◆ TASK PROMPT ◆
Each entry below should be given again exactly; the pictures stay out.

+--

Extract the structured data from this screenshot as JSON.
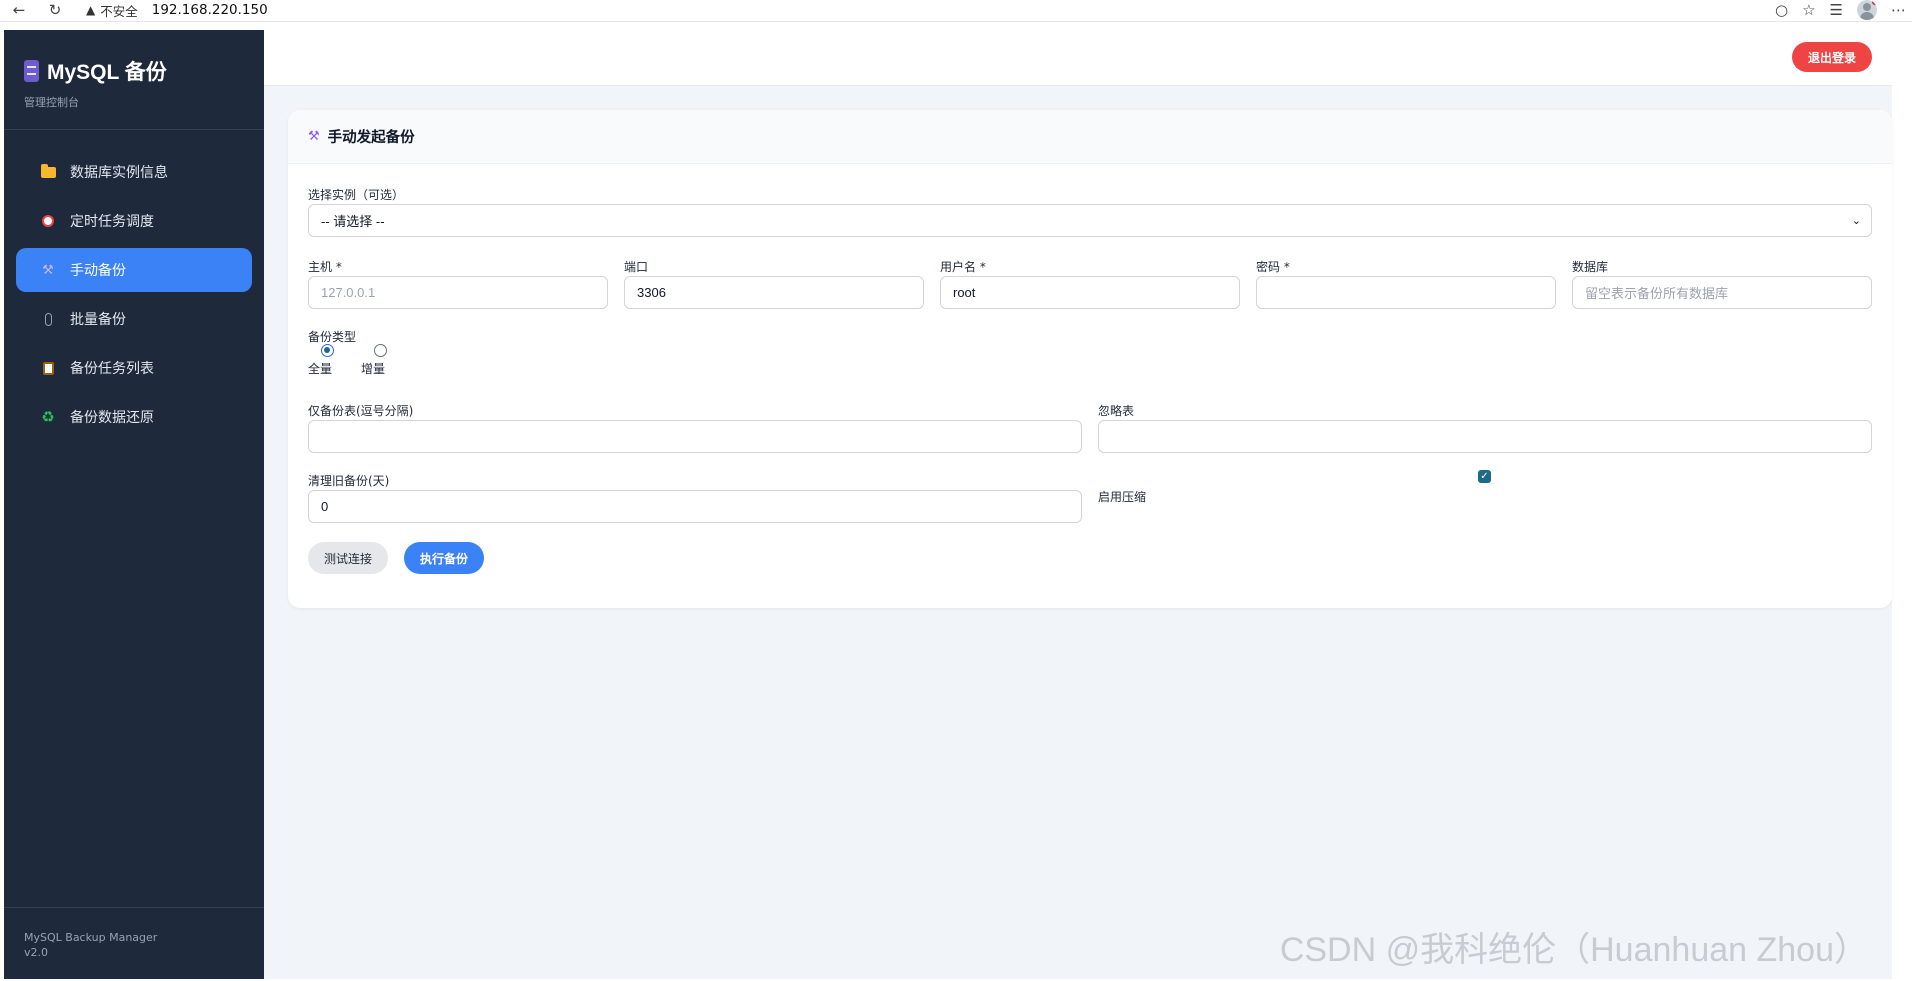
{
  "browser": {
    "insecure_label": "不安全",
    "url": "192.168.220.150"
  },
  "sidebar": {
    "brand_title": "MySQL 备份",
    "brand_subtitle": "管理控制台",
    "items": [
      {
        "label": "数据库实例信息",
        "icon": "folder-icon"
      },
      {
        "label": "定时任务调度",
        "icon": "alarm-clock-icon"
      },
      {
        "label": "手动备份",
        "icon": "tools-icon",
        "active": true
      },
      {
        "label": "批量备份",
        "icon": "paperclip-icon"
      },
      {
        "label": "备份任务列表",
        "icon": "clipboard-icon"
      },
      {
        "label": "备份数据还原",
        "icon": "recycle-icon"
      }
    ],
    "footer_name": "MySQL Backup Manager",
    "footer_version": "v2.0"
  },
  "topbar": {
    "logout_label": "退出登录"
  },
  "card": {
    "title": "手动发起备份"
  },
  "form": {
    "instance_label": "选择实例（可选）",
    "instance_value": "-- 请选择 --",
    "host_label": "主机 *",
    "host_placeholder": "127.0.0.1",
    "port_label": "端口",
    "port_value": "3306",
    "username_label": "用户名 *",
    "username_value": "root",
    "password_label": "密码 *",
    "password_value": "",
    "database_label": "数据库",
    "database_placeholder": "留空表示备份所有数据库",
    "backup_type_label": "备份类型",
    "backup_type_options": [
      "全量",
      "增量"
    ],
    "backup_type_selected": "全量",
    "only_tables_label": "仅备份表(逗号分隔)",
    "only_tables_value": "",
    "ignore_tables_label": "忽略表",
    "ignore_tables_value": "",
    "cleanup_label": "清理旧备份(天)",
    "cleanup_value": "0",
    "compress_label": "启用压缩",
    "compress_checked": true,
    "test_button": "测试连接",
    "run_button": "执行备份"
  },
  "watermark": "CSDN @我科绝伦（Huanhuan Zhou）"
}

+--

◆ SOLVED EXERCISE ◆
Extract the structured data from this screenshot as JSON.
{
  "browser": {
    "insecure_label": "不安全",
    "url": "192.168.220.150"
  },
  "sidebar": {
    "brand_title": "MySQL 备份",
    "brand_subtitle": "管理控制台",
    "items": [
      {
        "label": "数据库实例信息",
        "icon": "folder-icon"
      },
      {
        "label": "定时任务调度",
        "icon": "alarm-clock-icon"
      },
      {
        "label": "手动备份",
        "icon": "tools-icon",
        "active": true
      },
      {
        "label": "批量备份",
        "icon": "paperclip-icon"
      },
      {
        "label": "备份任务列表",
        "icon": "clipboard-icon"
      },
      {
        "label": "备份数据还原",
        "icon": "recycle-icon"
      }
    ],
    "footer_name": "MySQL Backup Manager",
    "footer_version": "v2.0"
  },
  "topbar": {
    "logout_label": "退出登录"
  },
  "card": {
    "title": "手动发起备份"
  },
  "form": {
    "instance_label": "选择实例（可选）",
    "instance_value": "-- 请选择 --",
    "host_label": "主机 *",
    "host_placeholder": "127.0.0.1",
    "port_label": "端口",
    "port_value": "3306",
    "username_label": "用户名 *",
    "username_value": "root",
    "password_label": "密码 *",
    "password_value": "",
    "database_label": "数据库",
    "database_placeholder": "留空表示备份所有数据库",
    "backup_type_label": "备份类型",
    "backup_type_options": [
      "全量",
      "增量"
    ],
    "backup_type_selected": "全量",
    "only_tables_label": "仅备份表(逗号分隔)",
    "only_tables_value": "",
    "ignore_tables_label": "忽略表",
    "ignore_tables_value": "",
    "cleanup_label": "清理旧备份(天)",
    "cleanup_value": "0",
    "compress_label": "启用压缩",
    "compress_checked": true,
    "test_button": "测试连接",
    "run_button": "执行备份"
  },
  "watermark": "CSDN @我科绝伦（Huanhuan Zhou）"
}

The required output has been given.